Most of the nesting sites are within special lagoon island reserves and there are signs posted instructing people that no dogs or cats are allowed on the islands and to stay away from the birds and their nesting areas. However the birds in the southern lagoon islands don't seem to mind coming much closer than the 40 metres recommended by the signs.
The Noddi feeds on small fish and squid that come to the surface - often chased by bigger fish from beneath. The birds are very socially inclined. They nest together, roost together, and fly off each morning one after the other, fish together all day and come flying back at sunset - jabbering away the entire time with their accomplished little voices. Just at sunset, as they return from a hard day's fishing, they make a most astonishing amount of noise - gossiping and arguing between themselves, each trying to be loud enough to be heard over the general din.
New Caledonia seabirds breed between October and April. Just before breeding, the Noddi ingests sand and small pieces of coral from the beach to provide extra calcium for the eggs. They build their nests in the beach trees from seaweed and grass.
This image was taken on Ua Island, one of many anchorages in New Caledonia where pleasure boaters can enjoy a close encounter with sea birds.
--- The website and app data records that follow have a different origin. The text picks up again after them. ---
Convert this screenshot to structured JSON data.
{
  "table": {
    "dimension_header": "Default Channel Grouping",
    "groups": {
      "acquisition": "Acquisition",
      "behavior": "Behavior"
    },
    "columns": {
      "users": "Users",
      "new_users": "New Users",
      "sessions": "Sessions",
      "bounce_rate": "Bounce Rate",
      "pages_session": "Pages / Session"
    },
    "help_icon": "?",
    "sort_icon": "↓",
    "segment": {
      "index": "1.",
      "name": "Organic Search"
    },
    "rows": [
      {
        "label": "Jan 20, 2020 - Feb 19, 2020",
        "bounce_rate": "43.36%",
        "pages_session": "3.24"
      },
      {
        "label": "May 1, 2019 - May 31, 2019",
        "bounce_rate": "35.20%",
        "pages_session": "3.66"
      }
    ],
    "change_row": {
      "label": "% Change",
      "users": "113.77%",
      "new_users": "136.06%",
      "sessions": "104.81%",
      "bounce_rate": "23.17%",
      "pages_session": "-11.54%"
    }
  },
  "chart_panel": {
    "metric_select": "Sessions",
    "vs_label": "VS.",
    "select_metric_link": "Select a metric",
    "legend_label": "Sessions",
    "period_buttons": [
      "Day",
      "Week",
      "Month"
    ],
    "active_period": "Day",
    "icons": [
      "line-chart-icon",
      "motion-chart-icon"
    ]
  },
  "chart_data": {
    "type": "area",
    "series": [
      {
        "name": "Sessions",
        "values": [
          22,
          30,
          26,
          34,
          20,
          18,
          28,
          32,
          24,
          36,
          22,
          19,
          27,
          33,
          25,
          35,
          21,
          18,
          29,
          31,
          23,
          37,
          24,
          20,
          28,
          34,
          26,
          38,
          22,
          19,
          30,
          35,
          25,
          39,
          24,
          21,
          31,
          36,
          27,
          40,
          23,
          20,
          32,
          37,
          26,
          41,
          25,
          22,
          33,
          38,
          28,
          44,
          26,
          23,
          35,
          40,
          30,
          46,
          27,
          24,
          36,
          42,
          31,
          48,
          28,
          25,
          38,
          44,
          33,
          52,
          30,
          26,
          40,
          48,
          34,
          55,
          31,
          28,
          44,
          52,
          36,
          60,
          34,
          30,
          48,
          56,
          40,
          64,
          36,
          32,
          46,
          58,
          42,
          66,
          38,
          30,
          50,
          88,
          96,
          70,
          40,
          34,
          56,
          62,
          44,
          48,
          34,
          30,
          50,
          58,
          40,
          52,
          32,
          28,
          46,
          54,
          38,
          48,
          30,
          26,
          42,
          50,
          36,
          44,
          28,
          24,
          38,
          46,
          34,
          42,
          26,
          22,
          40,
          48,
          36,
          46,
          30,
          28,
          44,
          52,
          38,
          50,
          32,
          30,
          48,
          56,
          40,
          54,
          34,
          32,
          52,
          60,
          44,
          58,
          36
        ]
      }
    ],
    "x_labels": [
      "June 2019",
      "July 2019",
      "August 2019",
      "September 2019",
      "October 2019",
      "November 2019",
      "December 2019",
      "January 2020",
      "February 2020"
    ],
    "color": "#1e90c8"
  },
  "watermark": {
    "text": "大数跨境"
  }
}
New Caledonia is the closest South Pacific Island to Australia and New Zealand. It is a French Territory and although the official language is French the culture is a blend of Melanesian, European, Polynesian, Vietnamese, Chinese, Indonesian, and more. There is one large mountainous island called Grande Terre and 6 smaller islands - the three Loyalty Islands, Belep and the Isle of Pines.The islands are remarkably unpopulated and there are vast areas of wilderness. There are hundreds of kilometers of walking treks, camp grounds, more than 42 parks and reserves, and crystal clear rivers with sparkling waterfalls. Almost one third of the population is located in the capital city of Noumea. Nickel mining is the primary industry and is the major contributor to the high standard of living in the country. Grande Terre is surrounded by the second largest barrier reef in the world and the protected lagoon created by this barrier reef is the largest in the world. Listed as a World Heritage Site in 2008, the lagoon is 24,000 square kilometers and supports a diverse and luxuriant fauna of fish and invertebrates.The vibrant, clear and rich colors are one of the first things that visitors notice when they arrive. Noumea has a complete range of hotels, resorts, restaurants, and activities to welcome visitors.